### [WORK INSTRUCTION]
Each line from the one containing "Transcribe this image's" to the last line of the listing below is to be duplicated exactly, and no picture is to be carried over.

### [SUPPLIED DATA]

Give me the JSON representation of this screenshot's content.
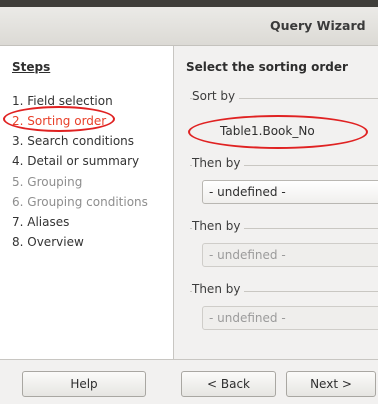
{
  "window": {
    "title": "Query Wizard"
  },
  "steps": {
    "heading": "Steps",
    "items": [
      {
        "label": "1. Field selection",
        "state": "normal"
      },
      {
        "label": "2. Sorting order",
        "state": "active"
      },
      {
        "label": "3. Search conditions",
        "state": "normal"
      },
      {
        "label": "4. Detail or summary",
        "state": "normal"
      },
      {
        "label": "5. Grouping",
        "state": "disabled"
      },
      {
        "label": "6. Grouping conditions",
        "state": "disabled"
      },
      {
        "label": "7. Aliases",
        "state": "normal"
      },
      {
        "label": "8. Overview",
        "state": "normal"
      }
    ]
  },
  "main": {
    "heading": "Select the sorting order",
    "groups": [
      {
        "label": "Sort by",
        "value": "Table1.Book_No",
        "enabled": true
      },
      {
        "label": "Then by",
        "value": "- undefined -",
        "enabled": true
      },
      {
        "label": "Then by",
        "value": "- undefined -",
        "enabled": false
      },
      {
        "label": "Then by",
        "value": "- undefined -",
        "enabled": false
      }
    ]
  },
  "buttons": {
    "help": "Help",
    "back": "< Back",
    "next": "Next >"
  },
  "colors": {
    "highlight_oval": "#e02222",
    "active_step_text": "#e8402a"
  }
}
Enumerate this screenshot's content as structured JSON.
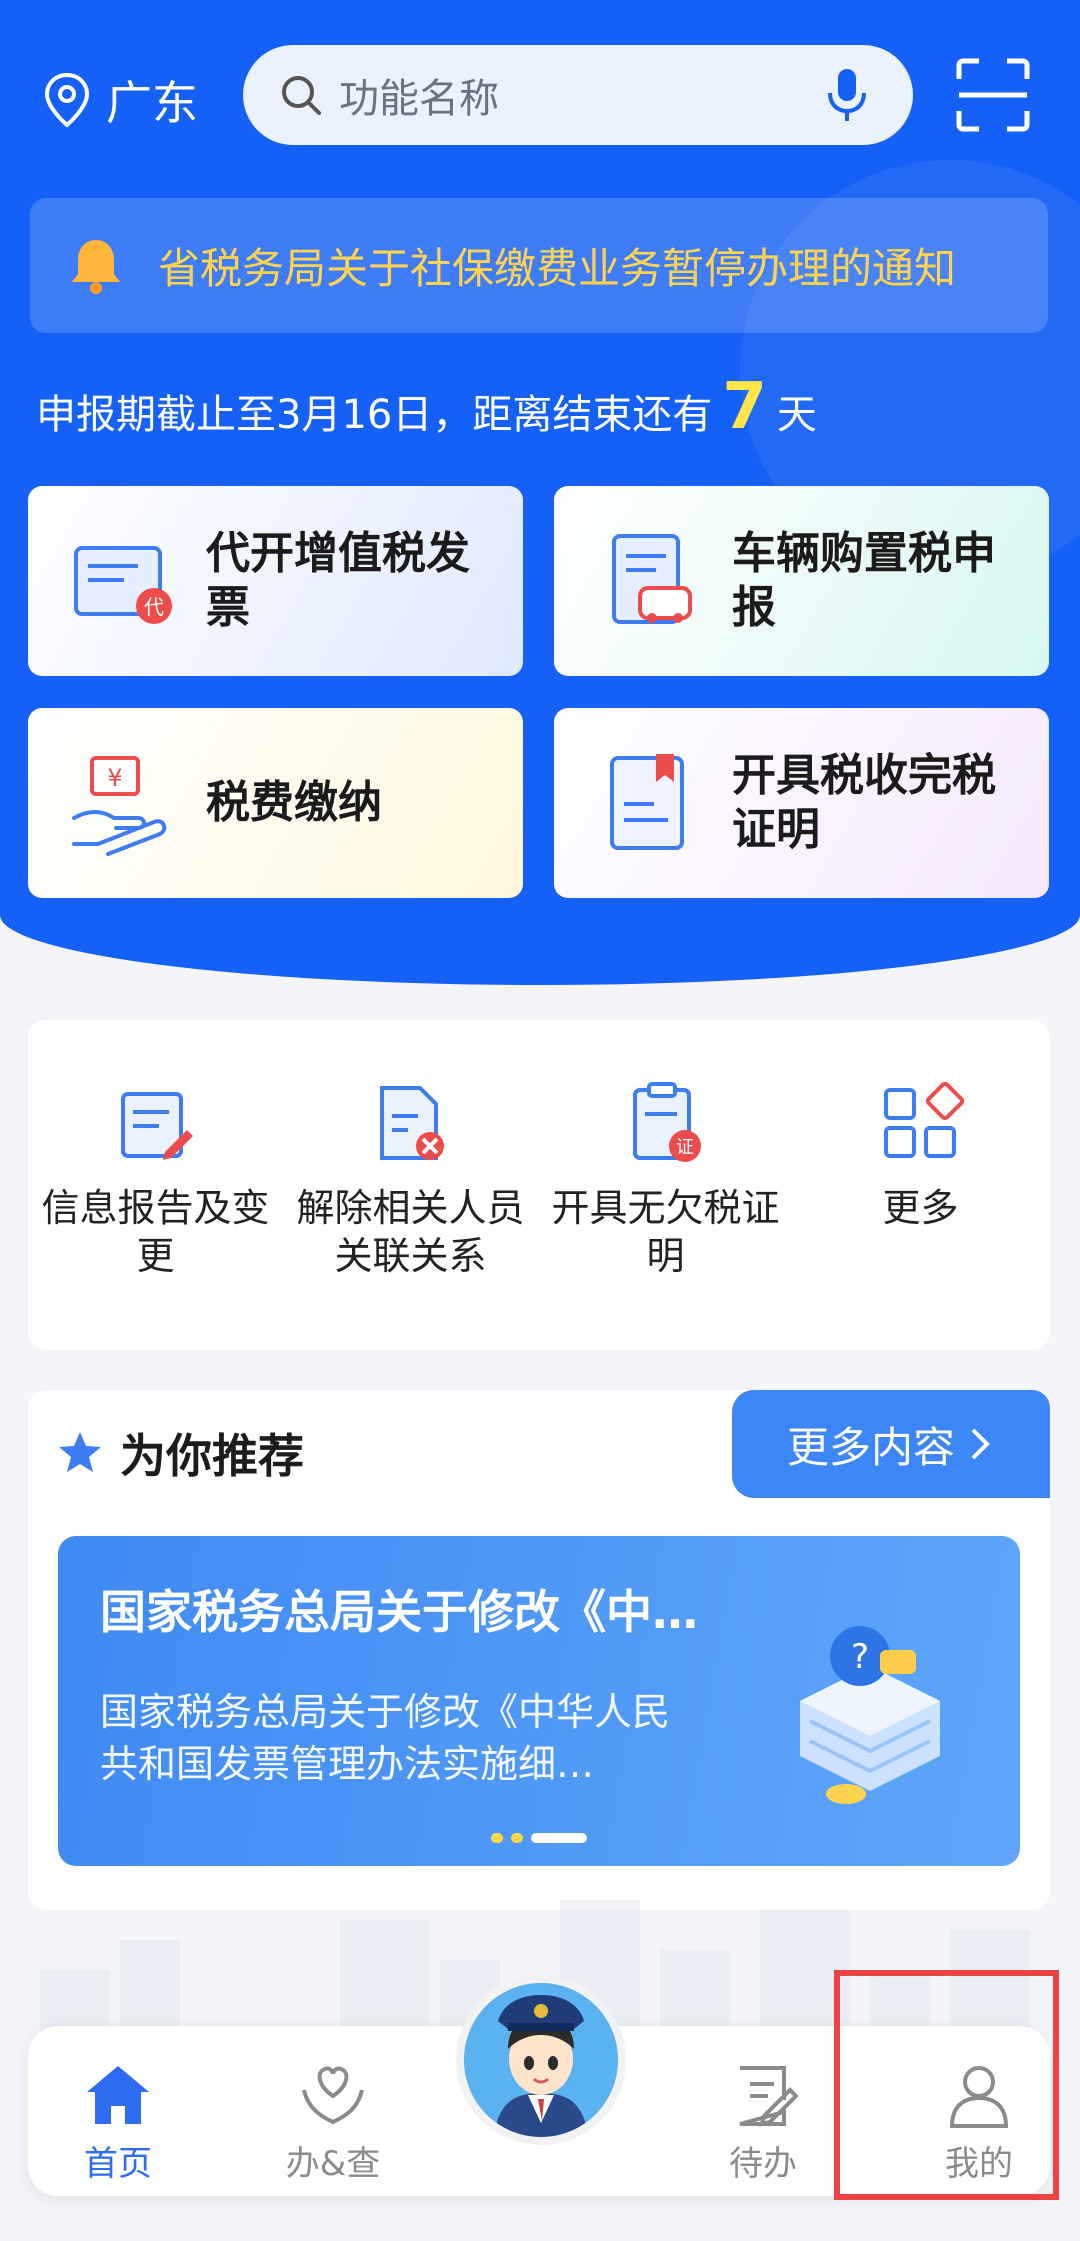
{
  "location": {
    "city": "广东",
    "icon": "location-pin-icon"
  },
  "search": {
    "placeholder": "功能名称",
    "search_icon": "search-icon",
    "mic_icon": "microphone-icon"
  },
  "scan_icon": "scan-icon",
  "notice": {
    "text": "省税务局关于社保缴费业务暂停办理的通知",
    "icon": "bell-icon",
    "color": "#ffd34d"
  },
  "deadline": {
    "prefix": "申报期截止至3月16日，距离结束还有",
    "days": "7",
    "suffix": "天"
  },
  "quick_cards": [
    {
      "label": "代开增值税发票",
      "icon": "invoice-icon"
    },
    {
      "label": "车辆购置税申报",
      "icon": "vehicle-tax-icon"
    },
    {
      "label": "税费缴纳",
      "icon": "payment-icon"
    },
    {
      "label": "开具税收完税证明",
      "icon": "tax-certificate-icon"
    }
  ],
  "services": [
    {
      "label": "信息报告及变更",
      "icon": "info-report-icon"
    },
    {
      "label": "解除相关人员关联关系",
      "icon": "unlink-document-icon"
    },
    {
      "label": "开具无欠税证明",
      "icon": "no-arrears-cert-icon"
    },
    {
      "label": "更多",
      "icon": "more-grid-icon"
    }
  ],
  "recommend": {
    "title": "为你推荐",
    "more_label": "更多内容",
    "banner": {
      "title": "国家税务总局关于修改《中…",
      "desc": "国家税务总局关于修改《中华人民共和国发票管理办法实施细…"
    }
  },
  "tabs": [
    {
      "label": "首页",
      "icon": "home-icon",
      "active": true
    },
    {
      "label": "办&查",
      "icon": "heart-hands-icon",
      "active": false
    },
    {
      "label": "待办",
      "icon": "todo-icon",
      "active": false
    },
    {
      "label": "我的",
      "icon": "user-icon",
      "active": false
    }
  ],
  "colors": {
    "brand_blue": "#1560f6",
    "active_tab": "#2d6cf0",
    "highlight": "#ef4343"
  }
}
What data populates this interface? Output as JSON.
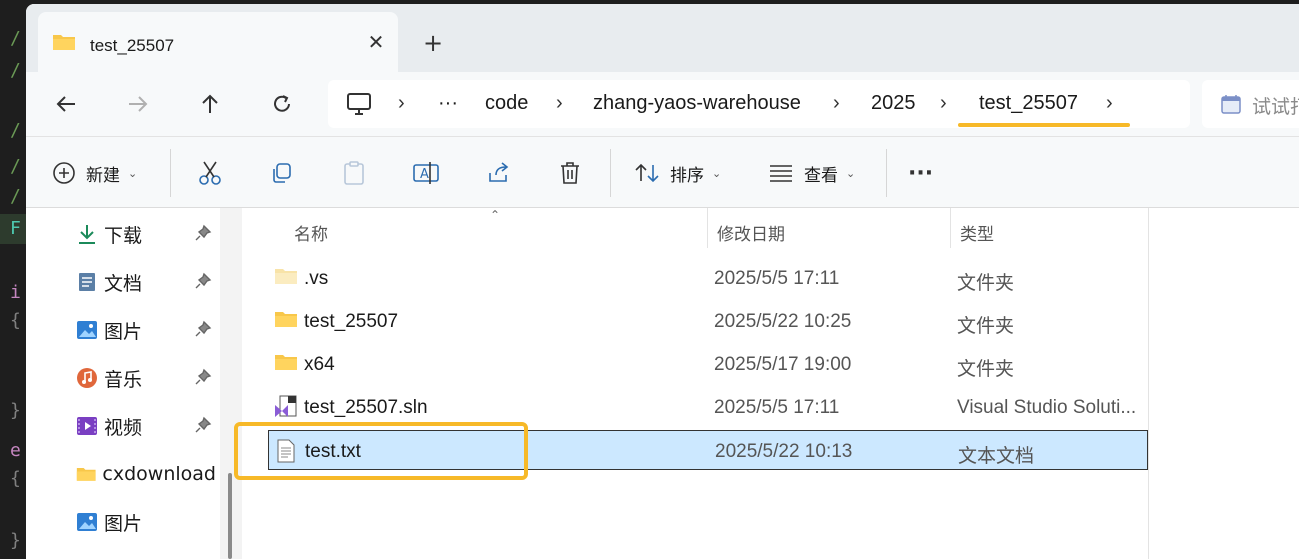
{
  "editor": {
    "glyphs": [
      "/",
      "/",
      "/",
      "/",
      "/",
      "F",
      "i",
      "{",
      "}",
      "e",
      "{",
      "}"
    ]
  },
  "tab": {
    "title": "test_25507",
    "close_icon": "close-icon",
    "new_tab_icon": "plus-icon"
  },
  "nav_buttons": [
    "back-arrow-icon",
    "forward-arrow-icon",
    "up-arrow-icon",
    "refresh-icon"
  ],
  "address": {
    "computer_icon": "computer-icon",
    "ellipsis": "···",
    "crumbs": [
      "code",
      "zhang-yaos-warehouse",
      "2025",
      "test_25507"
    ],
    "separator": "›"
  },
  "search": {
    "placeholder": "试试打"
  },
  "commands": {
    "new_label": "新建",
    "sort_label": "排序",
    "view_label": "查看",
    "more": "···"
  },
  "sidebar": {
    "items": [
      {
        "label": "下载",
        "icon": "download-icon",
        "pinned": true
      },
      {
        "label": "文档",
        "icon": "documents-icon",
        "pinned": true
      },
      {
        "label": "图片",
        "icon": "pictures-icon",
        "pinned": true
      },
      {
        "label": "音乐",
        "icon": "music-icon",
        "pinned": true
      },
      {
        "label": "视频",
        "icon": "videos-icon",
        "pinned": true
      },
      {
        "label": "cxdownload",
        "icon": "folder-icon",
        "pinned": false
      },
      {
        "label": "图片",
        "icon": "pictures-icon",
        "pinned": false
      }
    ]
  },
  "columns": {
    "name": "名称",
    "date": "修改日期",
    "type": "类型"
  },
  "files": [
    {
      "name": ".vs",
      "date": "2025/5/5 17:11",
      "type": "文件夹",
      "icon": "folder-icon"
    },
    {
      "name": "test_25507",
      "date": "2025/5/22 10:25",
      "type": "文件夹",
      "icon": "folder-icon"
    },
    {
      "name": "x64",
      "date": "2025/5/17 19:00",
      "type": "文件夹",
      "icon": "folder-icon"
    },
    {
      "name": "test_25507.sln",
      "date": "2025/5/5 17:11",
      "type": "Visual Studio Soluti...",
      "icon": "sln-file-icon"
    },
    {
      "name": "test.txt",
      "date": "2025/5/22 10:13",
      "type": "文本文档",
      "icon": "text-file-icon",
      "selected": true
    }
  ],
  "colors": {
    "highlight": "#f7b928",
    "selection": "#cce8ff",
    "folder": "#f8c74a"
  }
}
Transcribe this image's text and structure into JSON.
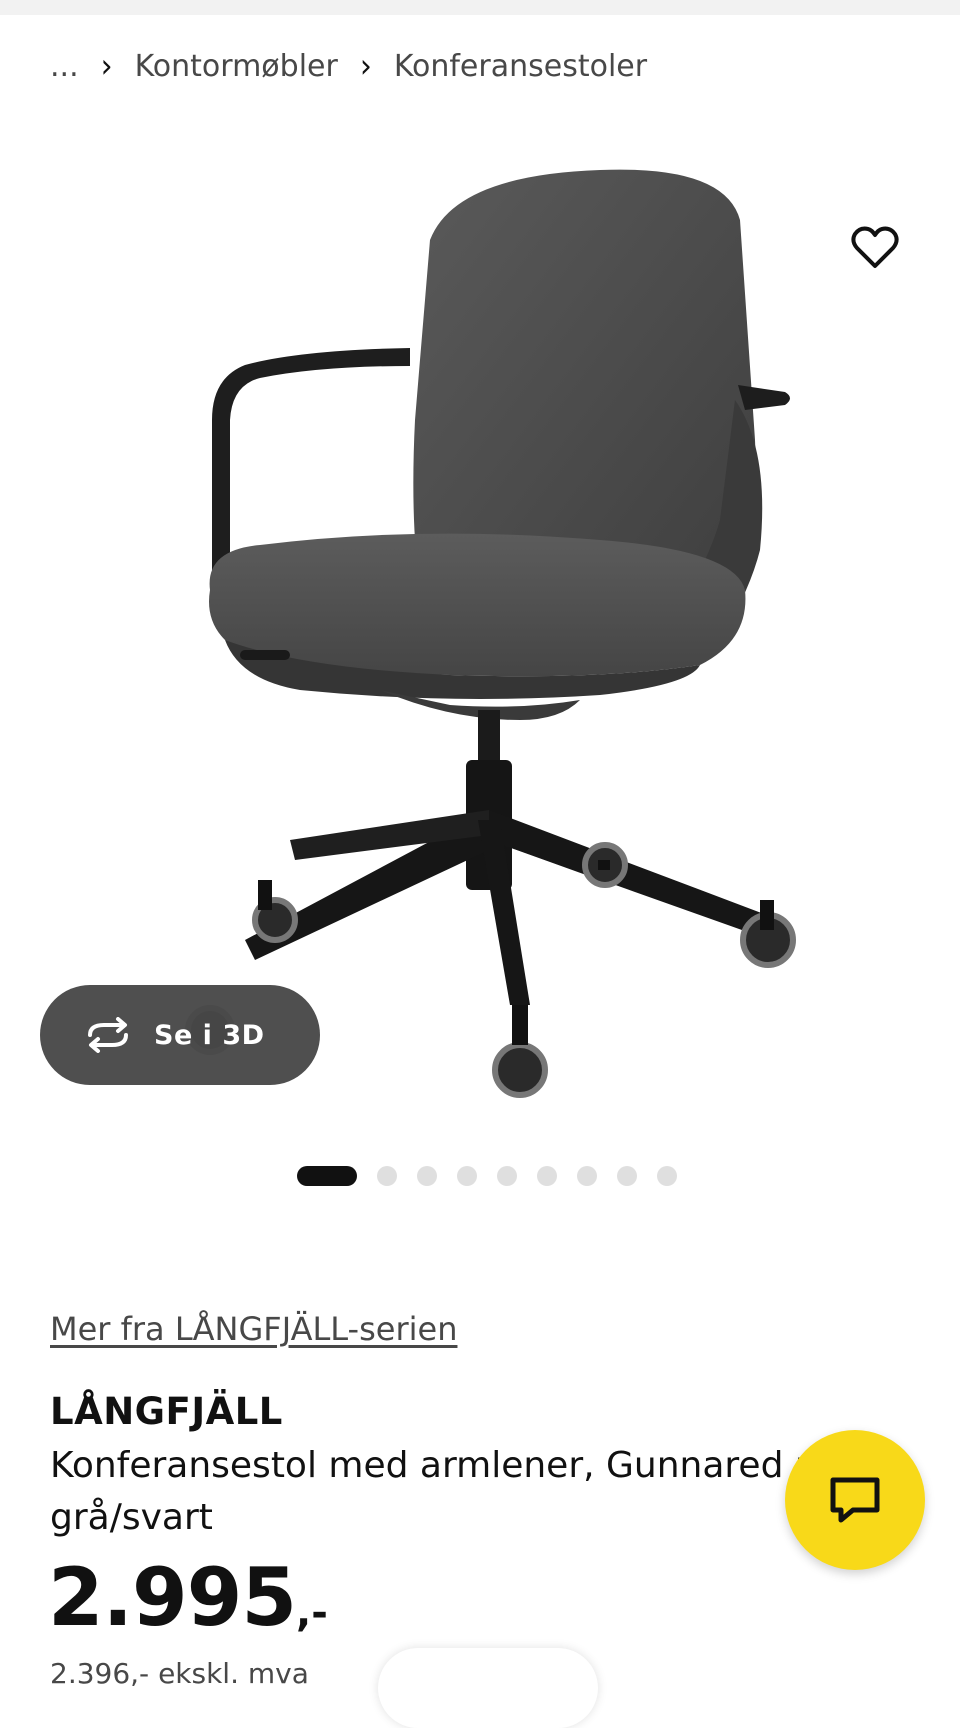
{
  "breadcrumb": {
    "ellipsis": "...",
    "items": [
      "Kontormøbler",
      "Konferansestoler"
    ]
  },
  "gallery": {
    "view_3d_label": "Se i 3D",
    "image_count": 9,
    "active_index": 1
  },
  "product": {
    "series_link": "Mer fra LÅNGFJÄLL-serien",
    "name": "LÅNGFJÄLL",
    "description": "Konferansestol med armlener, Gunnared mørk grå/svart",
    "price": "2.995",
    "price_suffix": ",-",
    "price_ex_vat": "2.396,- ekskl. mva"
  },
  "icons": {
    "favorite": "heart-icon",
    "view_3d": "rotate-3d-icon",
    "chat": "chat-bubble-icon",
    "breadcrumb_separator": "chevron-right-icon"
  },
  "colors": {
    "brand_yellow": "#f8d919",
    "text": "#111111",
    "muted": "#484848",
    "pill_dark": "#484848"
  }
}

### [REPLY]
Transcribe this image's text and structure into JSON.
{
  "breadcrumb": {
    "ellipsis": "...",
    "items": [
      "Kontormøbler",
      "Konferansestoler"
    ]
  },
  "gallery": {
    "view_3d_label": "Se i 3D",
    "image_count": 9,
    "active_index": 1
  },
  "product": {
    "series_link": "Mer fra LÅNGFJÄLL-serien",
    "name": "LÅNGFJÄLL",
    "description": "Konferansestol med armlener, Gunnared mørk grå/svart",
    "price": "2.995",
    "price_suffix": ",-",
    "price_ex_vat": "2.396,- ekskl. mva"
  },
  "icons": {
    "favorite": "heart-icon",
    "view_3d": "rotate-3d-icon",
    "chat": "chat-bubble-icon",
    "breadcrumb_separator": "chevron-right-icon"
  },
  "colors": {
    "brand_yellow": "#f8d919",
    "text": "#111111",
    "muted": "#484848",
    "pill_dark": "#484848"
  }
}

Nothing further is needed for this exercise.